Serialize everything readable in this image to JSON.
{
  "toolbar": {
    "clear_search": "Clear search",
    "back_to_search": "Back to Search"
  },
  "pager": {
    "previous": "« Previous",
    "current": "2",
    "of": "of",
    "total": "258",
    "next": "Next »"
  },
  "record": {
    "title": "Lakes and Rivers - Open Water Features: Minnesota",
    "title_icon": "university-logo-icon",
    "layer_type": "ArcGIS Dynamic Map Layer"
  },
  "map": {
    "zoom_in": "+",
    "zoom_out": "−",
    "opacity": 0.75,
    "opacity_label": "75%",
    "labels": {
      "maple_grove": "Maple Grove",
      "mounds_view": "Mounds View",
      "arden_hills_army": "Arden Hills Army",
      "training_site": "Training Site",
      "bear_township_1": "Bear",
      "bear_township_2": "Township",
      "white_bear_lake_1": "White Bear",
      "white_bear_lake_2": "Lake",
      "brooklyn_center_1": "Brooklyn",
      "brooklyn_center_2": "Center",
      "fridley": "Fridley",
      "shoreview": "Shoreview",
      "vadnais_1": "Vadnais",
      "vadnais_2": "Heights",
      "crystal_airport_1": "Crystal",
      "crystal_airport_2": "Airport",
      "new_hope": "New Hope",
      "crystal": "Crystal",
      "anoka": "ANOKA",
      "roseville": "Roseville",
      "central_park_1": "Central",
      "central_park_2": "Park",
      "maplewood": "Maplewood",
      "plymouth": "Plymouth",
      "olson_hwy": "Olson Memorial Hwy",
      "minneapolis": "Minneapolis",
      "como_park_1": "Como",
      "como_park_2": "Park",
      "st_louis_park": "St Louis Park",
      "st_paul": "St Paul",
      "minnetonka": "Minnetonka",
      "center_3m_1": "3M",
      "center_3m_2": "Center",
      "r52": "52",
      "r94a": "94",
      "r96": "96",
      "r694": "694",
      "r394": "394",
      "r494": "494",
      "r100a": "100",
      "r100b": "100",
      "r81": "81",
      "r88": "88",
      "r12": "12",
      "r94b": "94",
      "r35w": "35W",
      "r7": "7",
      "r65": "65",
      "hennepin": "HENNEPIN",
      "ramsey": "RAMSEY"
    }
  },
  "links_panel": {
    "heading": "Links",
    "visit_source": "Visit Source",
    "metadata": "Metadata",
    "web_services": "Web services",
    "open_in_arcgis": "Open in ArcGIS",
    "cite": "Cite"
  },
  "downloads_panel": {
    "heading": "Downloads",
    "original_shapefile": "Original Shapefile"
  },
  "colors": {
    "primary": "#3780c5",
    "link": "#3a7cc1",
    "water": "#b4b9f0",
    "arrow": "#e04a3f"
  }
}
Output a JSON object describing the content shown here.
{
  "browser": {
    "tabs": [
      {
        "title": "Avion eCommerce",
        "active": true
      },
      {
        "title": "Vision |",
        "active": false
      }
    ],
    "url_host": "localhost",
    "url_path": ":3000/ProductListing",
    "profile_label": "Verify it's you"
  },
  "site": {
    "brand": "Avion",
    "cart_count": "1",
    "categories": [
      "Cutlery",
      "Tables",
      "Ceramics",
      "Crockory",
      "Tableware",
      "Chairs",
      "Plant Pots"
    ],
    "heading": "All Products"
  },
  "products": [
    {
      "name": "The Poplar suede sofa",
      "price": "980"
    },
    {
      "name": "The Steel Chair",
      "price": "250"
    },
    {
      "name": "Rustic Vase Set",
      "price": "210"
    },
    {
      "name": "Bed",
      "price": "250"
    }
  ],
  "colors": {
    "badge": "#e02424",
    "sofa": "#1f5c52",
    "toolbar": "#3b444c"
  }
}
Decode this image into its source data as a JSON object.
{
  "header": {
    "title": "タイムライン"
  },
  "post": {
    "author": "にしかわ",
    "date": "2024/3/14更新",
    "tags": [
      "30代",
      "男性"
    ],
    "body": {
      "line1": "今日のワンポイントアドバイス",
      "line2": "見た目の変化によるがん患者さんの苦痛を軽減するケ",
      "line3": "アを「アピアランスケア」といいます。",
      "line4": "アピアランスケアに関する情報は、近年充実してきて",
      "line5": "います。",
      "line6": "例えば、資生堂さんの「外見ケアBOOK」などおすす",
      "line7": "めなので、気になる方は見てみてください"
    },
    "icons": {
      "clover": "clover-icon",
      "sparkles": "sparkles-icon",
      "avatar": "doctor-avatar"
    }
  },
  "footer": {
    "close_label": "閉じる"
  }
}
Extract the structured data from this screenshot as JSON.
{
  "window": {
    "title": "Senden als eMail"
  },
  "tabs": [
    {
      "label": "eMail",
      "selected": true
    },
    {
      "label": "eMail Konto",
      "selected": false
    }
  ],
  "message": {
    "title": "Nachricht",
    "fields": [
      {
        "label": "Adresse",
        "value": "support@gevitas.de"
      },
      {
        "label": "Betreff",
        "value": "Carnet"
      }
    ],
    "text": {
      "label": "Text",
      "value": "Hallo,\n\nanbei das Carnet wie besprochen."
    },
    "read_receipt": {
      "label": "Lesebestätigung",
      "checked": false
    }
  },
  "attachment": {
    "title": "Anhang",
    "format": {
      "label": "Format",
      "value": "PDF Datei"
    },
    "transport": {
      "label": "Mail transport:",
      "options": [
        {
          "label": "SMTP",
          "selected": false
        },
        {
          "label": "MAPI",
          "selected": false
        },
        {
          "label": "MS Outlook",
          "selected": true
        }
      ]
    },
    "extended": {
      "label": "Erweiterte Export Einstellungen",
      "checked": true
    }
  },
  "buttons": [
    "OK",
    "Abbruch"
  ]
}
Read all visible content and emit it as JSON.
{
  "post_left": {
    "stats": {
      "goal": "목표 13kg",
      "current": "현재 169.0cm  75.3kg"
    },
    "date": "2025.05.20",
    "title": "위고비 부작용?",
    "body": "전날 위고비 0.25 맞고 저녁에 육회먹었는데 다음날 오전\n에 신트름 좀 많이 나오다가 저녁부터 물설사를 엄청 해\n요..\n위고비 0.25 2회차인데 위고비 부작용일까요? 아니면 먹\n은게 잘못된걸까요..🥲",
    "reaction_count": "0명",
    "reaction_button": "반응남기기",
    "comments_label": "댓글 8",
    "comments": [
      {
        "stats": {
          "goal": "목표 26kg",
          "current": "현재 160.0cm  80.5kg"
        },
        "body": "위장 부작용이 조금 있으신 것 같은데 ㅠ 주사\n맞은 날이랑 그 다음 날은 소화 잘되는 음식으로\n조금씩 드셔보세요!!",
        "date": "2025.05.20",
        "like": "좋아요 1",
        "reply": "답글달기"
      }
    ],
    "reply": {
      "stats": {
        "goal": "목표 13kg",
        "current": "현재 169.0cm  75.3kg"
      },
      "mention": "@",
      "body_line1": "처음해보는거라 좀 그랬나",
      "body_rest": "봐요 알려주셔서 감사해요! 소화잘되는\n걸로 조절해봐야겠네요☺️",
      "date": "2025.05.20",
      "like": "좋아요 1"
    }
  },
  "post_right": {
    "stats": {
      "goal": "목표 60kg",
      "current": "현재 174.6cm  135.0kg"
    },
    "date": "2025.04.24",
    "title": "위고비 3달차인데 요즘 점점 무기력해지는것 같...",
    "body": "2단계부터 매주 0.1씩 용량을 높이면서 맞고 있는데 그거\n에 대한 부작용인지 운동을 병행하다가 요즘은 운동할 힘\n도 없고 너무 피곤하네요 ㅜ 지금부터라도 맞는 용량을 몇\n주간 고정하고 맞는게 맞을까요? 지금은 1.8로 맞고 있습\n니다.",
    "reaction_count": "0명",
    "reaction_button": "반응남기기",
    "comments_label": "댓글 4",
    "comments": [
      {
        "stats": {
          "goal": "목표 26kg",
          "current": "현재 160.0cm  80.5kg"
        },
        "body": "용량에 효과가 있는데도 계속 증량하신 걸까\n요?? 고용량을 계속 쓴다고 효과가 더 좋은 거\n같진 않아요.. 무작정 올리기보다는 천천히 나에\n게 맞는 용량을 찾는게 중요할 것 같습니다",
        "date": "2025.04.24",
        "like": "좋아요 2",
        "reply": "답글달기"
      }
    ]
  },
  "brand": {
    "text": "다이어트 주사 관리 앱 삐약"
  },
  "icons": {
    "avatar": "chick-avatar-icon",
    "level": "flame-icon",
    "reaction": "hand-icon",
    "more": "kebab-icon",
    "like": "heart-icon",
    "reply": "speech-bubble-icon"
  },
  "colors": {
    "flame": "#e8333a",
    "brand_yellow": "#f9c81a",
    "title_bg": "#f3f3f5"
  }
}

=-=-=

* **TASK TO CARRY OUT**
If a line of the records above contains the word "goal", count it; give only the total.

* **SOLUTION TO THE EXERCISE**
5